Independent review to examine police handling of Holly Bartlett's death
Published Monday, February 24, 2014 1:46PM AST Last Updated Monday, February 24, 2014 7:22PM AST
HALIFAX -- A review has been ordered into the Halifax police investigation of the death of a blind woman who was found lying beneath a city bridge almost four years ago.
Holly Bartlett was discovered unconscious under the McKay Bridge in Halifax early on March 27, 2010, and died in hospital the following day.
The police investigation at the time concluded the 31-year-old woman had become disoriented after leaving a taxi in the early morning hours and fell 10 metres off a concrete abutment that anchored two thick cables at the suspension bridge across Halifax harbour. It is surrounded by a chain-link fence.
Last year, Bartlett's family contacted the chief of police to say they had concerns about the investigation.
Chief Jean-Michel Blais said in an interview Monday that he visited the site, talked to the family and arranged interviews with them.
He said he asked for investigators from the Quebec City to look into the case because of the continuing concerns of the family and his own desire to know if anything could have been done differently.
It remains unclear how Bartlett managed to get out of the taxi, walk down a pathway and pass through a hole in a fence before reaching the abutment.
"What's unusual is the distance that was travelled by Ms. Bartlett and the fact she managed to get into that area," Blais said.
He said Bartlett appeared to have travelled almost 300 metres between the curb and the place where she was found.
Toxicology reports concluded she had a blood alcohol level of 0.09, or 90 milligrams of alcohol in 100 millilitres of blood, Blais said. "If you were to extrapolate backwards, her blood alcohol the night before was 0.2, which is over twice the legal limit to be able to drive a vehicle," he added.

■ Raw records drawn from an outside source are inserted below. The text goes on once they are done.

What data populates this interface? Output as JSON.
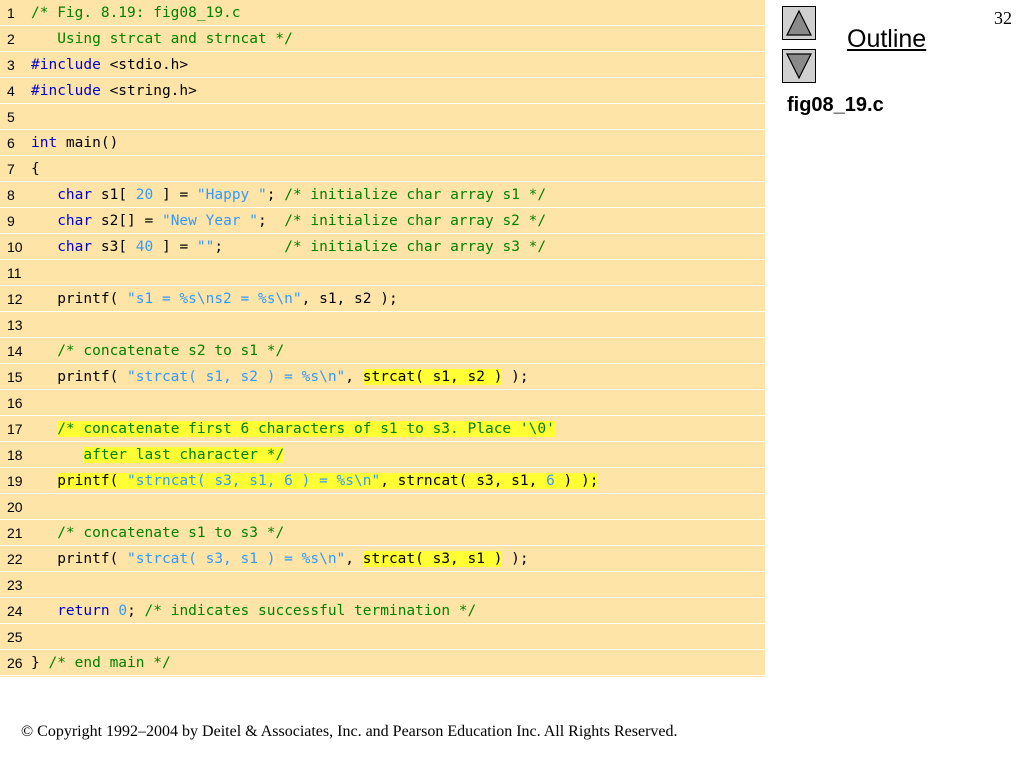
{
  "slide": {
    "number": "32",
    "outline_label": "Outline",
    "file_name": "fig08_19.c",
    "copyright": "© Copyright 1992–2004 by Deitel & Associates, Inc. and Pearson Education Inc. All Rights Reserved."
  },
  "nav": {
    "up_icon": "triangle-up-icon",
    "down_icon": "triangle-down-icon",
    "button_fill": "#d0d0d0"
  },
  "colors": {
    "panel": "#ffe4a7",
    "keyword": "#0000cc",
    "comment": "#008000",
    "string": "#3399ff",
    "highlight": "#ffff33"
  },
  "code": {
    "lines": [
      {
        "n": "1",
        "tokens": [
          {
            "t": "/* Fig. 8.19: fig08_19.c",
            "c": "cm"
          }
        ]
      },
      {
        "n": "2",
        "tokens": [
          {
            "t": "   Using strcat and strncat */",
            "c": "cm"
          }
        ]
      },
      {
        "n": "3",
        "tokens": [
          {
            "t": "#include",
            "c": "kw"
          },
          {
            "t": " <stdio.h>",
            "c": ""
          }
        ]
      },
      {
        "n": "4",
        "tokens": [
          {
            "t": "#include",
            "c": "kw"
          },
          {
            "t": " <string.h>",
            "c": ""
          }
        ]
      },
      {
        "n": "5",
        "tokens": []
      },
      {
        "n": "6",
        "tokens": [
          {
            "t": "int",
            "c": "kw"
          },
          {
            "t": " main()",
            "c": ""
          }
        ]
      },
      {
        "n": "7",
        "tokens": [
          {
            "t": "{",
            "c": ""
          }
        ]
      },
      {
        "n": "8",
        "tokens": [
          {
            "t": "   ",
            "c": ""
          },
          {
            "t": "char",
            "c": "kw"
          },
          {
            "t": " s1[ ",
            "c": ""
          },
          {
            "t": "20",
            "c": "num"
          },
          {
            "t": " ] = ",
            "c": ""
          },
          {
            "t": "\"Happy \"",
            "c": "str"
          },
          {
            "t": "; ",
            "c": ""
          },
          {
            "t": "/* initialize char array s1 */",
            "c": "cm"
          }
        ]
      },
      {
        "n": "9",
        "tokens": [
          {
            "t": "   ",
            "c": ""
          },
          {
            "t": "char",
            "c": "kw"
          },
          {
            "t": " s2[] = ",
            "c": ""
          },
          {
            "t": "\"New Year \"",
            "c": "str"
          },
          {
            "t": ";  ",
            "c": ""
          },
          {
            "t": "/* initialize char array s2 */",
            "c": "cm"
          }
        ]
      },
      {
        "n": "10",
        "tokens": [
          {
            "t": "   ",
            "c": ""
          },
          {
            "t": "char",
            "c": "kw"
          },
          {
            "t": " s3[ ",
            "c": ""
          },
          {
            "t": "40",
            "c": "num"
          },
          {
            "t": " ] = ",
            "c": ""
          },
          {
            "t": "\"\"",
            "c": "str"
          },
          {
            "t": ";       ",
            "c": ""
          },
          {
            "t": "/* initialize char array s3 */",
            "c": "cm"
          }
        ]
      },
      {
        "n": "11",
        "tokens": []
      },
      {
        "n": "12",
        "tokens": [
          {
            "t": "   printf( ",
            "c": ""
          },
          {
            "t": "\"s1 = %s\\ns2 = %s\\n\"",
            "c": "str"
          },
          {
            "t": ", s1, s2 );",
            "c": ""
          }
        ]
      },
      {
        "n": "13",
        "tokens": []
      },
      {
        "n": "14",
        "tokens": [
          {
            "t": "   ",
            "c": ""
          },
          {
            "t": "/* concatenate s2 to s1 */",
            "c": "cm"
          }
        ]
      },
      {
        "n": "15",
        "tokens": [
          {
            "t": "   printf( ",
            "c": ""
          },
          {
            "t": "\"strcat( s1, s2 ) = %s\\n\"",
            "c": "str"
          },
          {
            "t": ", ",
            "c": ""
          },
          {
            "t": "strcat( s1, s2 )",
            "c": "",
            "hl": true
          },
          {
            "t": " );",
            "c": ""
          }
        ]
      },
      {
        "n": "16",
        "tokens": []
      },
      {
        "n": "17",
        "tokens": [
          {
            "t": "   ",
            "c": ""
          },
          {
            "t": "/* concatenate first 6 characters of s1 to s3. Place '\\0'",
            "c": "cm",
            "hl": true
          }
        ]
      },
      {
        "n": "18",
        "tokens": [
          {
            "t": "      ",
            "c": ""
          },
          {
            "t": "after last character */",
            "c": "cm",
            "hl": true
          }
        ]
      },
      {
        "n": "19",
        "tokens": [
          {
            "t": "   ",
            "c": ""
          },
          {
            "t": "printf( ",
            "c": "",
            "hl": true
          },
          {
            "t": "\"strncat( s3, s1, 6 ) = %s\\n\"",
            "c": "str",
            "hl": true
          },
          {
            "t": ", strncat( s3, s1, ",
            "c": "",
            "hl": true
          },
          {
            "t": "6",
            "c": "num",
            "hl": true
          },
          {
            "t": " ) );",
            "c": "",
            "hl": true
          }
        ]
      },
      {
        "n": "20",
        "tokens": []
      },
      {
        "n": "21",
        "tokens": [
          {
            "t": "   ",
            "c": ""
          },
          {
            "t": "/* concatenate s1 to s3 */",
            "c": "cm"
          }
        ]
      },
      {
        "n": "22",
        "tokens": [
          {
            "t": "   printf( ",
            "c": ""
          },
          {
            "t": "\"strcat( s3, s1 ) = %s\\n\"",
            "c": "str"
          },
          {
            "t": ", ",
            "c": ""
          },
          {
            "t": "strcat( s3, s1 )",
            "c": "",
            "hl": true
          },
          {
            "t": " );",
            "c": ""
          }
        ]
      },
      {
        "n": "23",
        "tokens": []
      },
      {
        "n": "24",
        "tokens": [
          {
            "t": "   ",
            "c": ""
          },
          {
            "t": "return",
            "c": "kw"
          },
          {
            "t": " ",
            "c": ""
          },
          {
            "t": "0",
            "c": "num"
          },
          {
            "t": "; ",
            "c": ""
          },
          {
            "t": "/* indicates successful termination */",
            "c": "cm"
          }
        ]
      },
      {
        "n": "25",
        "tokens": []
      },
      {
        "n": "26",
        "tokens": [
          {
            "t": "} ",
            "c": ""
          },
          {
            "t": "/* end main */",
            "c": "cm"
          }
        ]
      }
    ]
  }
}
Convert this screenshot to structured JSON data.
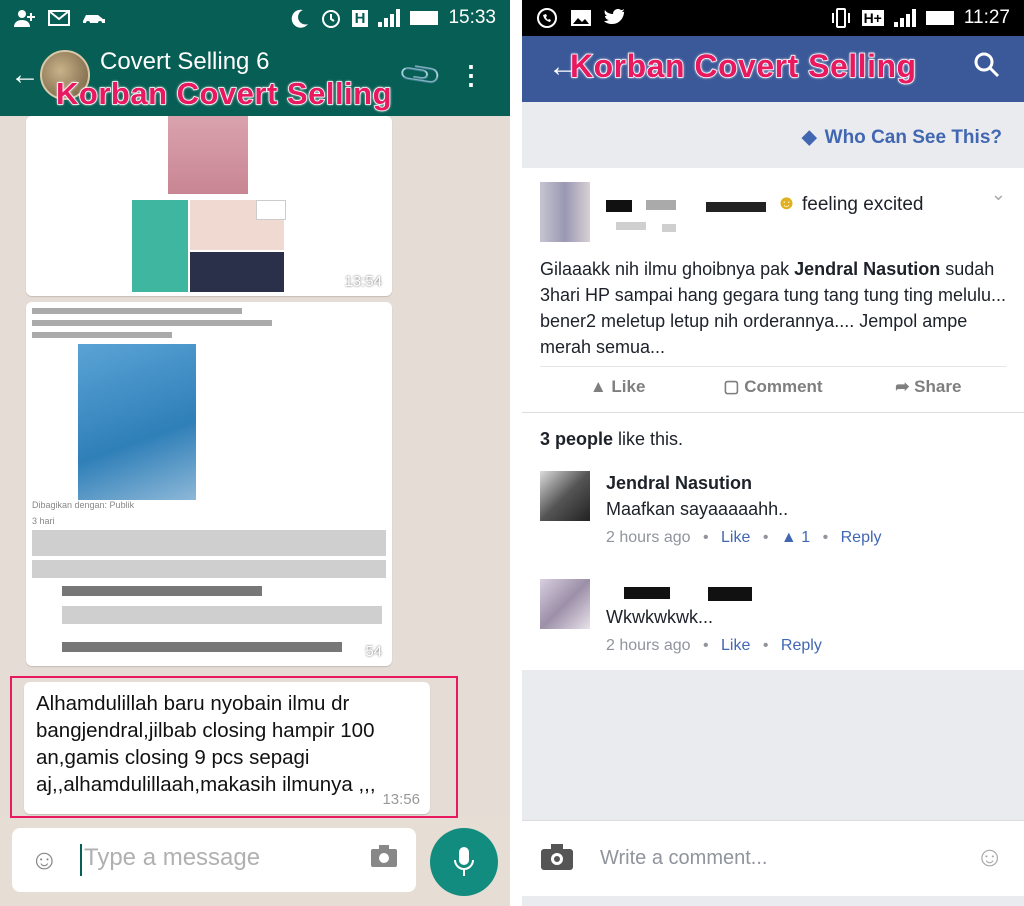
{
  "whatsapp": {
    "status_time": "15:33",
    "status_network": "H",
    "chat_title": "Covert Selling 6",
    "overlay_label": "Korban  Covert Selling",
    "messages": [
      {
        "time": "13:54"
      },
      {
        "caption": "Dibagikan dengan: Publik",
        "likes_text": "3 hari",
        "time": "54"
      },
      {
        "text": "Alhamdulillah baru nyobain ilmu dr bangjendral,jilbab closing  hampir 100 an,gamis closing 9 pcs sepagi aj,,alhamdulillaah,makasih ilmunya ,,,",
        "time": "13:56"
      }
    ],
    "input_placeholder": "Type a message",
    "icons": [
      "person-add-icon",
      "mail-icon",
      "car-icon",
      "moon-icon",
      "alarm-icon",
      "signal-icon",
      "battery-icon",
      "back-arrow-icon",
      "paperclip-icon",
      "more-vertical-icon",
      "emoji-icon",
      "camera-icon",
      "mic-icon"
    ],
    "colors": {
      "header": "#075e54",
      "accent": "#128c7e",
      "highlight": "#e8195f"
    }
  },
  "facebook": {
    "status_time": "11:27",
    "status_network": "H+",
    "overlay_label": "Korban Covert Selling",
    "who_can_see": "Who Can See This?",
    "post": {
      "feeling": "feeling excited",
      "body_prefix": "Gilaaakk nih ilmu ghoibnya pak ",
      "body_bold": "Jendral Nasution",
      "body_suffix": " sudah 3hari HP sampai hang gegara tung tang tung ting melulu... bener2 meletup letup nih orderannya.... Jempol ampe merah semua...",
      "actions": [
        "Like",
        "Comment",
        "Share"
      ]
    },
    "likes_count": "3 people",
    "likes_suffix": " like this.",
    "comments": [
      {
        "name": "Jendral Nasution",
        "text": "Maafkan sayaaaaahh..",
        "time": "2 hours ago",
        "like": "Like",
        "like_count": "1",
        "reply": "Reply"
      },
      {
        "name": "",
        "text": "Wkwkwkwk...",
        "time": "2 hours ago",
        "like": "Like",
        "reply": "Reply"
      }
    ],
    "comment_placeholder": "Write a comment...",
    "icons": [
      "whatsapp-icon",
      "image-icon",
      "twitter-icon",
      "vibrate-icon",
      "signal-icon",
      "battery-icon",
      "back-arrow-icon",
      "search-icon",
      "tag-icon",
      "emoji-icon",
      "chevron-down-icon",
      "thumbs-up-icon",
      "comment-icon",
      "share-icon",
      "camera-icon",
      "smile-icon"
    ],
    "colors": {
      "header": "#3b5998",
      "link": "#4267b2"
    }
  },
  "separators": {
    "bullet": "•"
  }
}
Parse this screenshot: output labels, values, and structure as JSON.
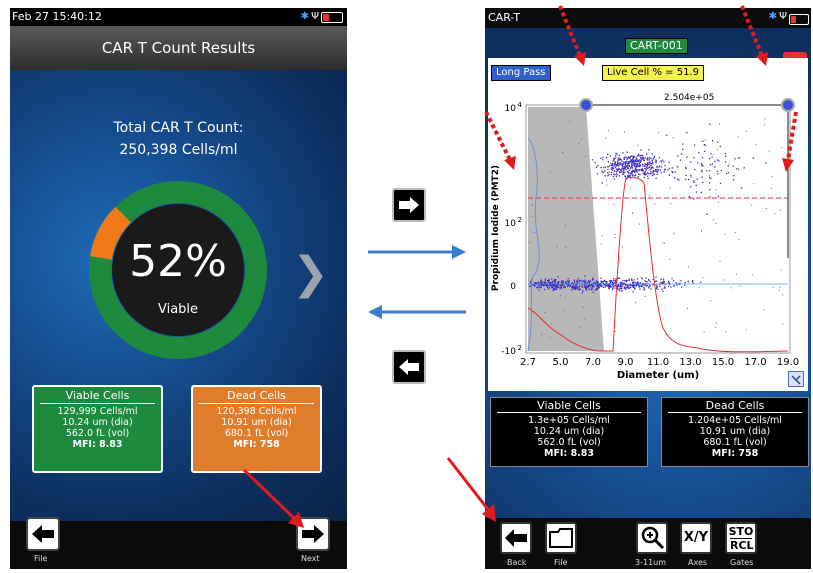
{
  "left": {
    "status_time": "Feb 27 15:40:12",
    "title": "CAR T Count Results",
    "total_label": "Total CAR T Count:",
    "total_value": "250,398 Cells/ml",
    "gauge": {
      "percent_label": "52%",
      "caption": "Viable",
      "viable_fraction": 0.52,
      "color_viable": "#1e8a3e",
      "color_dead": "#f07a1a"
    },
    "viable_card": {
      "title": "Viable Cells",
      "count": "129,999 Cells/ml",
      "diameter": "10.24 um (dia)",
      "volume": "562.0 fL (vol)",
      "mfi": "MFI:  8.83",
      "color": "#1e8a3e"
    },
    "dead_card": {
      "title": "Dead Cells",
      "count": "120,398 Cells/ml",
      "diameter": "10.91 um (dia)",
      "volume": "680.1 fL (vol)",
      "mfi": "MFI:   758",
      "color": "#e07d2c"
    },
    "bottom": {
      "file_label": "File",
      "next_label": "Next"
    }
  },
  "right": {
    "app_title": "CAR-T",
    "sample_tag": "CART-001",
    "filter_tag": "Long Pass",
    "live_cell_tag": "Live Cell % = 51.9",
    "gate_value": "2.504e+05",
    "plot": {
      "x_label": "Diameter (um)",
      "y_label": "Propidium Iodide (PMT2)",
      "x_ticks": [
        "2.7",
        "5.0",
        "7.0",
        "9.0",
        "11.0",
        "13.0",
        "15.0",
        "17.0",
        "19.0"
      ],
      "y_ticks": [
        "10",
        "10",
        "0",
        "-10"
      ],
      "y_tick_exps": [
        "4",
        "2",
        "",
        "2"
      ]
    },
    "viable_card": {
      "title": "Viable Cells",
      "count": "1.3e+05 Cells/ml",
      "diameter": "10.24 um (dia)",
      "volume": "562.0 fL (vol)",
      "mfi": "MFI:  8.83"
    },
    "dead_card": {
      "title": "Dead Cells",
      "count": "1.204e+05 Cells/ml",
      "diameter": "10.91 um (dia)",
      "volume": "680.1 fL (vol)",
      "mfi": "MFI:   758"
    },
    "toolbar": {
      "back_label": "Back",
      "file_label": "File",
      "zoom_label": "3-11um",
      "axes_label": "Axes",
      "axes_text": "X/Y",
      "gates_label": "Gates",
      "gates_text_top": "STO",
      "gates_text_bottom": "RCL"
    }
  },
  "colors": {
    "annotation_red": "#e01b1b",
    "transition_arrow": "#3d7cc9"
  }
}
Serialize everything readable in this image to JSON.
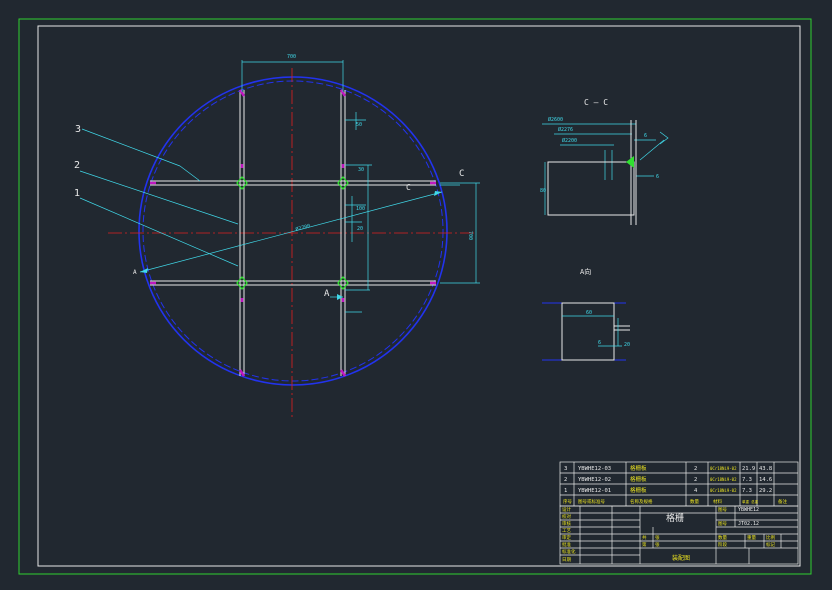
{
  "colors": {
    "background": "#212830",
    "frame": "#2fd02f",
    "border": "#e8e8e8",
    "shell": "#2233ee",
    "centerline": "#e02020",
    "dimension": "#40d8e8",
    "grid": "#e8e8e8",
    "weld": "#c018c0",
    "joint": "#30e030",
    "title_text": "#e8e8e8",
    "title_yellow": "#e8e020"
  },
  "plan_view": {
    "callouts": [
      "3",
      "2",
      "1"
    ],
    "dim_top": "700",
    "dim_right": "700",
    "dim_small_a": "50",
    "dim_small_b": "30",
    "dim_small_c": "100",
    "dim_small_d": "20",
    "dim_dia": "Ø2700",
    "section_mark": "C",
    "section_mark_c": "C",
    "view_a": "A",
    "view_a_lower": "A"
  },
  "section_cc": {
    "title": "C — C",
    "dim_1": "Ø2600",
    "dim_2": "Ø2276",
    "dim_3": "Ø2200",
    "dim_h": "80",
    "dim_t": "6",
    "weld_note": "6"
  },
  "view_a_detail": {
    "title": "A向",
    "dim_w": "60",
    "dim_h": "20",
    "dim_t": "6"
  },
  "parts_list": {
    "rows": [
      {
        "no": "3",
        "code": "YBWHE12-03",
        "name": "格栅板",
        "qty": "2",
        "material": "0Cr18Ni9-02",
        "unit": "21.9",
        "total": "43.8"
      },
      {
        "no": "2",
        "code": "YBWHE12-02",
        "name": "格栅板",
        "qty": "2",
        "material": "0Cr18Ni9-02",
        "unit": "7.3",
        "total": "14.6"
      },
      {
        "no": "1",
        "code": "YBWHE12-01",
        "name": "格栅板",
        "qty": "4",
        "material": "0Cr18Ni9-02",
        "unit": "7.3",
        "total": "29.2"
      }
    ],
    "header": {
      "no": "序号",
      "code": "图号或标准号",
      "name": "名称及规格",
      "qty": "数量",
      "material": "材料",
      "weight": "单重 总重",
      "note": "备注"
    }
  },
  "title_block": {
    "left_labels": [
      "设计",
      "校对",
      "审核",
      "工艺",
      "审定",
      "批准",
      "标准化",
      "日期"
    ],
    "part_name": "格栅",
    "sheet_code_label": "图号",
    "sheet_code": "YBWHE12",
    "drawing_no_label": "图号",
    "drawing_no": "JT02.12",
    "row_labels": [
      "共",
      "张",
      "第",
      "张"
    ],
    "scale_row": [
      "数量",
      "重量",
      "比例"
    ],
    "stage_labels": [
      "阶段",
      "标记"
    ],
    "company": "装配图"
  }
}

Marion Bartlett said the family is pleased and surprised that her daughter's case is being reviewed.
"We're confident now that after four years, this is a step in the right direction," she said in an interview.
Blais said Halifax police believe the case was an unfortunate accident, but he remains open to any fresh evidence.
"Perhaps we could have done something else in this investigation. That's fine, we will do that something else," he said.
He said police interviewed a taxi driver who dropped off Bartlett near her home.
"We have no evidence leading us to believe there was any foul play involved in this," he said.
"Yes, there was an interaction between the taxi driver who drove her to the entrance to the building, but there's nothing that leads us to believe he was involved in the accident leading to her demise."
Blais said he asked Quebec City's police department do the review because they operate in a similar-sized city and are the closest with a large major crimes unit.
He said he expects the review and possible recommendations to take about two months to complete.